The only real negative thing I have to say about this software is that I found it slow to save, and also a bit laggy when using the brush and healing tools. That may just be my connection however, and I personally still intend to keep Pixlr in mind for my editing when I’m away from my own laptop, so I’d say check out this neat little site and see how it works for you 🙂
Again, this is another piece of software which I didn’t think I’d like, this time because it’s a little bit of a pain to download. Firstly, you need to provide an email address and create an account (it is at least free), then you need to verify your email through an activation link (grr) and then you need to keep the download page open so that you don’t lose your activation code (which you’ll need to set-up the software). All that being said, however, in the end the whole process (including installation) only took about fifteen minutes, and whilst I was determined to hate the software simply because they forced me to sign up for it… I actually really liked it. I mean, really liked it. As in, I’m not even going to bother un-unistalling it once I’ve finished writing this post.

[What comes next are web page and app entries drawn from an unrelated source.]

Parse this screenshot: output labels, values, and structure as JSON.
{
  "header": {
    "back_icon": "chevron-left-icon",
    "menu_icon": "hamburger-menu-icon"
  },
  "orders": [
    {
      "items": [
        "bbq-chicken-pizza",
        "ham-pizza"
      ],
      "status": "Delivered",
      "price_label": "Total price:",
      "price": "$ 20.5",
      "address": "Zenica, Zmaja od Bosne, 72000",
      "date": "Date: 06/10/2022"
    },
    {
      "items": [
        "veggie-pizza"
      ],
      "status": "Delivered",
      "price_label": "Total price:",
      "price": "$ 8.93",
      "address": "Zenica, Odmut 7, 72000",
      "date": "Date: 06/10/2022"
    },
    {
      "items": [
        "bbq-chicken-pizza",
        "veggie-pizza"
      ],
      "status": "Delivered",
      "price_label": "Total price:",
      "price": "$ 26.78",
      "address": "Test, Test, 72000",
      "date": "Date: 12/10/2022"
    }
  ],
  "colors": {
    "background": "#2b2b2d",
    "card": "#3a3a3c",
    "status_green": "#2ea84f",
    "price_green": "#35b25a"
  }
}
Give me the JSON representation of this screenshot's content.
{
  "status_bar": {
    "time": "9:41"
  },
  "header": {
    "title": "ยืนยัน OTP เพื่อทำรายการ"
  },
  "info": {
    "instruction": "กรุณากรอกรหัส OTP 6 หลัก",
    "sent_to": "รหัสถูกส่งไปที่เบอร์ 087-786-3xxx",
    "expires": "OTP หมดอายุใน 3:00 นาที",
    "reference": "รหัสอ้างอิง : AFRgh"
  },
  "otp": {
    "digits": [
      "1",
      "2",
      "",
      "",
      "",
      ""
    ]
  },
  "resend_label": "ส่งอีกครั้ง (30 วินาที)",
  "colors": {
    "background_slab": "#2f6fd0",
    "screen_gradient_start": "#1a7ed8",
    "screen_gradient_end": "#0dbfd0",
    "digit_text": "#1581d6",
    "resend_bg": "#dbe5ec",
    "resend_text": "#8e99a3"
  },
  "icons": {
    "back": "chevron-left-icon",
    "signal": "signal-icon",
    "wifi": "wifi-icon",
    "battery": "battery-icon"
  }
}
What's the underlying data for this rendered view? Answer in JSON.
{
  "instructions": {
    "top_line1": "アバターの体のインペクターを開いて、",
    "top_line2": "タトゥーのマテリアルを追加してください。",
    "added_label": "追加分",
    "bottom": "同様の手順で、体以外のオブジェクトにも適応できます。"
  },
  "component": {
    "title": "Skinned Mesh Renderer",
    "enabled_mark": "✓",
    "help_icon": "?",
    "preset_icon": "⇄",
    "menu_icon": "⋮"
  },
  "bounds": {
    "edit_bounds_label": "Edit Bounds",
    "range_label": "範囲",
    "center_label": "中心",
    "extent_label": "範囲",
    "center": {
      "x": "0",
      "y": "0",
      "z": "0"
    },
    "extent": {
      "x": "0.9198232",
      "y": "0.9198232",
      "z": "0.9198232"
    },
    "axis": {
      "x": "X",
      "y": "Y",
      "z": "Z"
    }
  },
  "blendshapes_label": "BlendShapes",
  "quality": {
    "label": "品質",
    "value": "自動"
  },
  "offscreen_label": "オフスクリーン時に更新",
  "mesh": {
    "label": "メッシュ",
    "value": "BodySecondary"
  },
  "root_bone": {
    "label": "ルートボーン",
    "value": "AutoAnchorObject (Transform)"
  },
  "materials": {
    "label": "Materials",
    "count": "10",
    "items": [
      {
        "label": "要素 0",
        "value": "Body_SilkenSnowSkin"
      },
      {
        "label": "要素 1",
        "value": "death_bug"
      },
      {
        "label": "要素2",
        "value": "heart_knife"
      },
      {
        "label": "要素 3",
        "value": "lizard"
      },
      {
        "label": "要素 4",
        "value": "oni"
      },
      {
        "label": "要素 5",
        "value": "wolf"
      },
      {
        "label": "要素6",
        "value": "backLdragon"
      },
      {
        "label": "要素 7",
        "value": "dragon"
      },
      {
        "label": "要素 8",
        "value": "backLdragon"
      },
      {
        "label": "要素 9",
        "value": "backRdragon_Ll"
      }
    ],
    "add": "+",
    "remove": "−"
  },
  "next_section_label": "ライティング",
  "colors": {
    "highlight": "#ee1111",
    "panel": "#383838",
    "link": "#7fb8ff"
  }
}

I may even use it again.
The first thing I like about this software is that it can read RAW files. Even Gimp can’t read RAW files, man. And this thing can? I admit I was impressed. The second thing I liked is that, upon opening, you’ll find the set-up is fairly similar to that of PS (and since PS is literally the most popular imaging software in the world, this can’t be a bad thing). Photo Plus has a Layers and Adjustments palette on the right hand side of the screen, with a handy history tab on the same palette as adjustments. It has a spectacularly large variety of tools, all of which have a little pop-up describing their use when you hover over the icon, and there’s a little ‘getting started’ tool bar on the left which I largely ignored but which may be useful to some.
Not all of the features of PhotoPlus (like some of the more advanced filters) are free, so you’ll find a few options unavailable, but I promise that the functionality offered in the free version is more than enough. I don’t think you’ll have any trouble at all following along with a PS tutorial in this software; unbelievably it’s the only piece of software I tried that included my all time favourite effect – High Pass (a sharpening tool which I will write a tutorial on later in the series).
It is slightly annoying that the software has a little pop-up which will ask you if you want to upgrade to the paid version every now and again, but other than that I’d highly recommend you check this out.
I did also try a variety of other image-editing programs, including Photo Pos Pro, Paint.net and Splashup, but I didn’t feel like any of the other software would be suitable for those wanting to follow along with a PS tutorial. Paint.net is a nice little program in and of itself; it has a fairly intuitive interface, easy to use tools and layer functionality, but personally I felt like using it along side a PS tutorial would be next to impossible. Splashup is a very simple online program which doesn’t have enough functionality for my tastes, but if you are looking for an extremely simple program to do some basic editing, this will suit your needs. Photo Pos Pro I found to be rather outdated and unattractive, but if you didn’t like any of the other programs mentioned it may be worth taking a look at.